Available records
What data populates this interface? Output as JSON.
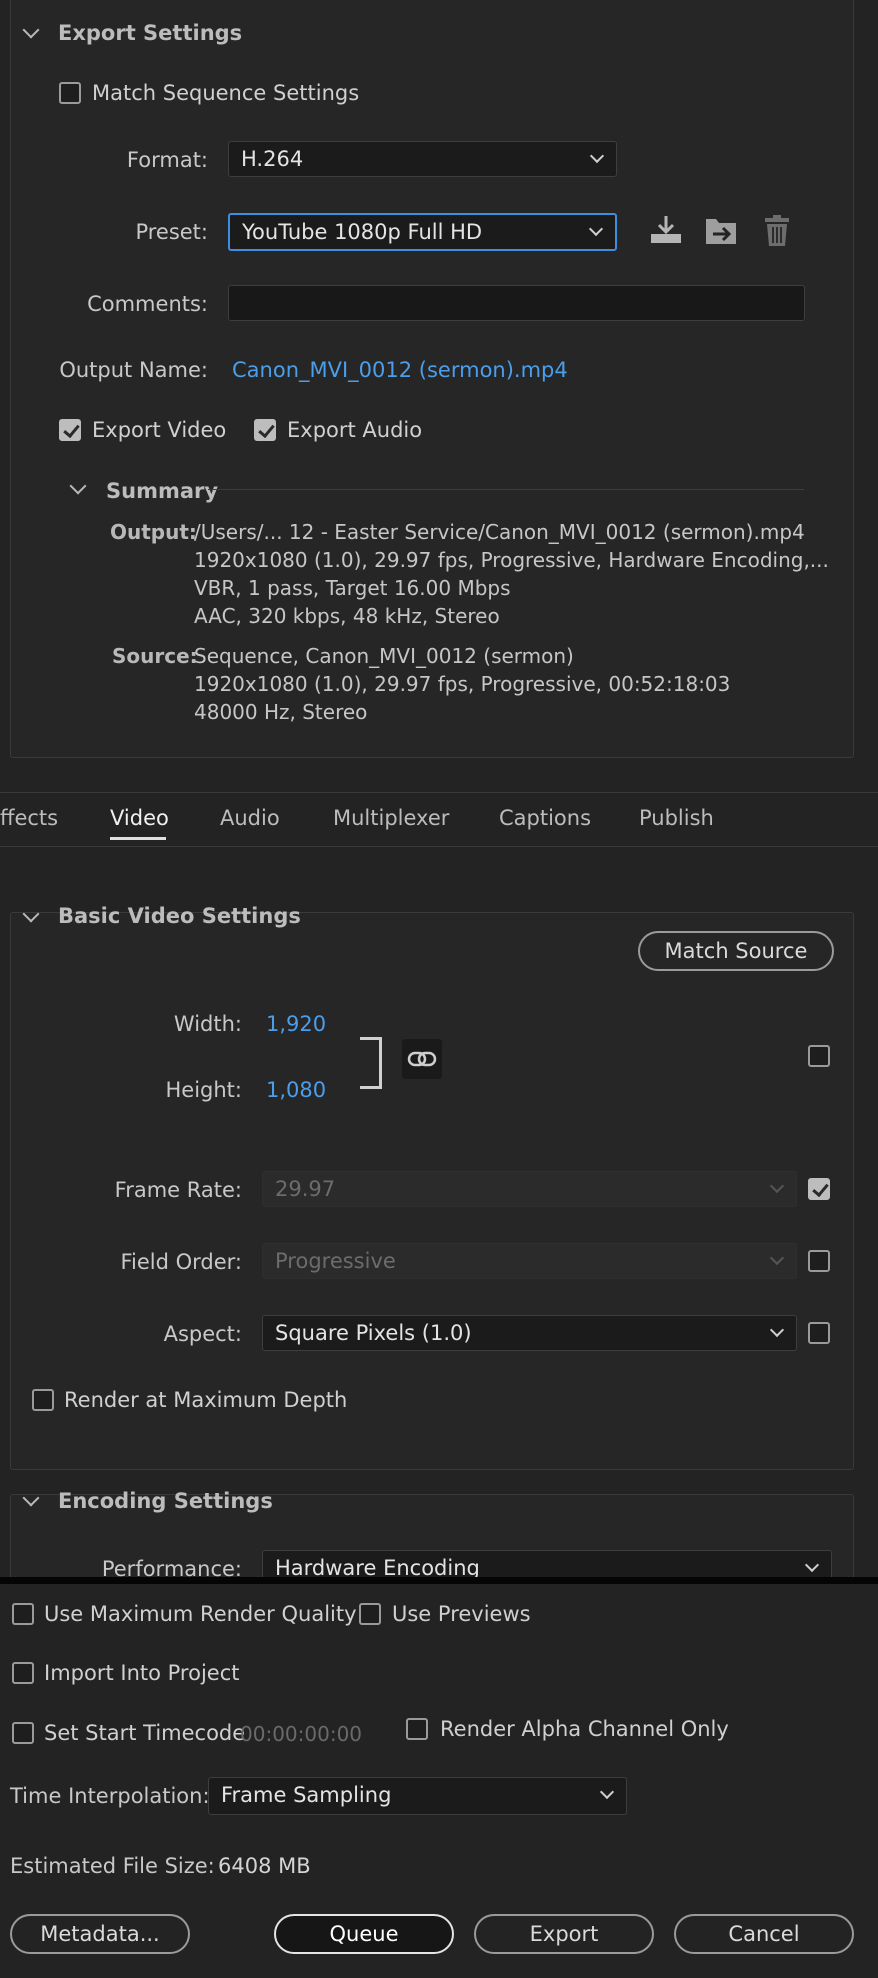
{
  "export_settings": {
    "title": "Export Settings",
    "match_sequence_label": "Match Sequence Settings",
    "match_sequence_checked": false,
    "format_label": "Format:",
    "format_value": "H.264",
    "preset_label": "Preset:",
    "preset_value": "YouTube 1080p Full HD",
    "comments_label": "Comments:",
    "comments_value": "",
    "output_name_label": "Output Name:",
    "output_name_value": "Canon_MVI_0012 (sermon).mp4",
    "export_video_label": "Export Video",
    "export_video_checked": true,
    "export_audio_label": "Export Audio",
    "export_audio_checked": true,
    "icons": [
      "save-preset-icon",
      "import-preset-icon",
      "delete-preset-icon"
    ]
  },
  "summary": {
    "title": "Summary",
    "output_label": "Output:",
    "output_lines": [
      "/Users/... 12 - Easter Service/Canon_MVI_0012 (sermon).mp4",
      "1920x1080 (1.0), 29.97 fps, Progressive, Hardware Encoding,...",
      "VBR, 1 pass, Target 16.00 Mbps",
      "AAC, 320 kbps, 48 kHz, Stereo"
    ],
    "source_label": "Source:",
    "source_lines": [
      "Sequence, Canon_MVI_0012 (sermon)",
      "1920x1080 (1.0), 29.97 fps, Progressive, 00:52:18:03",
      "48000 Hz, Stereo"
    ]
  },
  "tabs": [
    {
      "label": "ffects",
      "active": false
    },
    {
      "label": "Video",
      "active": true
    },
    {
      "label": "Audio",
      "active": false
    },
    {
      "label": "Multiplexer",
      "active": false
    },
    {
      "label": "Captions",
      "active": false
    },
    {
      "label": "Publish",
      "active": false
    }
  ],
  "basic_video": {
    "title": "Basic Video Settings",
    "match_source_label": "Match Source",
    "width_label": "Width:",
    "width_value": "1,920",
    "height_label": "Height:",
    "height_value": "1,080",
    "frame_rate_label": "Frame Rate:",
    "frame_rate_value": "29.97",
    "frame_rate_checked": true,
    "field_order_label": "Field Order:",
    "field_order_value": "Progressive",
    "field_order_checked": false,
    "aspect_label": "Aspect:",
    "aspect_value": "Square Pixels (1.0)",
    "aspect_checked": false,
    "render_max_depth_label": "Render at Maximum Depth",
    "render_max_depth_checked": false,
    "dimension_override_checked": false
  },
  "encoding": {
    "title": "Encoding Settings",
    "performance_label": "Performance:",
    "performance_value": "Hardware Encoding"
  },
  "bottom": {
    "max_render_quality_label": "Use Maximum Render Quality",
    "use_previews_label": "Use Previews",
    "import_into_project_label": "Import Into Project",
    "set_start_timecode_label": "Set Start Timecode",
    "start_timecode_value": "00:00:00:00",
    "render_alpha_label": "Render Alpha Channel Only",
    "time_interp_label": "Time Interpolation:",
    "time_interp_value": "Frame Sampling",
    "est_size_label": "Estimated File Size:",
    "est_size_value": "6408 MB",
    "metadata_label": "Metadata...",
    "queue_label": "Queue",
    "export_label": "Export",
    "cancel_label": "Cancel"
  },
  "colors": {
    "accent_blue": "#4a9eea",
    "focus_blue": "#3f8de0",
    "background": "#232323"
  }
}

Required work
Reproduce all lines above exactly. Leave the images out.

Result for this task
What data populates this interface? Output as JSON.
{
  "export_settings": {
    "title": "Export Settings",
    "match_sequence_label": "Match Sequence Settings",
    "match_sequence_checked": false,
    "format_label": "Format:",
    "format_value": "H.264",
    "preset_label": "Preset:",
    "preset_value": "YouTube 1080p Full HD",
    "comments_label": "Comments:",
    "comments_value": "",
    "output_name_label": "Output Name:",
    "output_name_value": "Canon_MVI_0012 (sermon).mp4",
    "export_video_label": "Export Video",
    "export_video_checked": true,
    "export_audio_label": "Export Audio",
    "export_audio_checked": true,
    "icons": [
      "save-preset-icon",
      "import-preset-icon",
      "delete-preset-icon"
    ]
  },
  "summary": {
    "title": "Summary",
    "output_label": "Output:",
    "output_lines": [
      "/Users/... 12 - Easter Service/Canon_MVI_0012 (sermon).mp4",
      "1920x1080 (1.0), 29.97 fps, Progressive, Hardware Encoding,...",
      "VBR, 1 pass, Target 16.00 Mbps",
      "AAC, 320 kbps, 48 kHz, Stereo"
    ],
    "source_label": "Source:",
    "source_lines": [
      "Sequence, Canon_MVI_0012 (sermon)",
      "1920x1080 (1.0), 29.97 fps, Progressive, 00:52:18:03",
      "48000 Hz, Stereo"
    ]
  },
  "tabs": [
    {
      "label": "ffects",
      "active": false
    },
    {
      "label": "Video",
      "active": true
    },
    {
      "label": "Audio",
      "active": false
    },
    {
      "label": "Multiplexer",
      "active": false
    },
    {
      "label": "Captions",
      "active": false
    },
    {
      "label": "Publish",
      "active": false
    }
  ],
  "basic_video": {
    "title": "Basic Video Settings",
    "match_source_label": "Match Source",
    "width_label": "Width:",
    "width_value": "1,920",
    "height_label": "Height:",
    "height_value": "1,080",
    "frame_rate_label": "Frame Rate:",
    "frame_rate_value": "29.97",
    "frame_rate_checked": true,
    "field_order_label": "Field Order:",
    "field_order_value": "Progressive",
    "field_order_checked": false,
    "aspect_label": "Aspect:",
    "aspect_value": "Square Pixels (1.0)",
    "aspect_checked": false,
    "render_max_depth_label": "Render at Maximum Depth",
    "render_max_depth_checked": false,
    "dimension_override_checked": false
  },
  "encoding": {
    "title": "Encoding Settings",
    "performance_label": "Performance:",
    "performance_value": "Hardware Encoding"
  },
  "bottom": {
    "max_render_quality_label": "Use Maximum Render Quality",
    "use_previews_label": "Use Previews",
    "import_into_project_label": "Import Into Project",
    "set_start_timecode_label": "Set Start Timecode",
    "start_timecode_value": "00:00:00:00",
    "render_alpha_label": "Render Alpha Channel Only",
    "time_interp_label": "Time Interpolation:",
    "time_interp_value": "Frame Sampling",
    "est_size_label": "Estimated File Size:",
    "est_size_value": "6408 MB",
    "metadata_label": "Metadata...",
    "queue_label": "Queue",
    "export_label": "Export",
    "cancel_label": "Cancel"
  },
  "colors": {
    "accent_blue": "#4a9eea",
    "focus_blue": "#3f8de0",
    "background": "#232323"
  }
}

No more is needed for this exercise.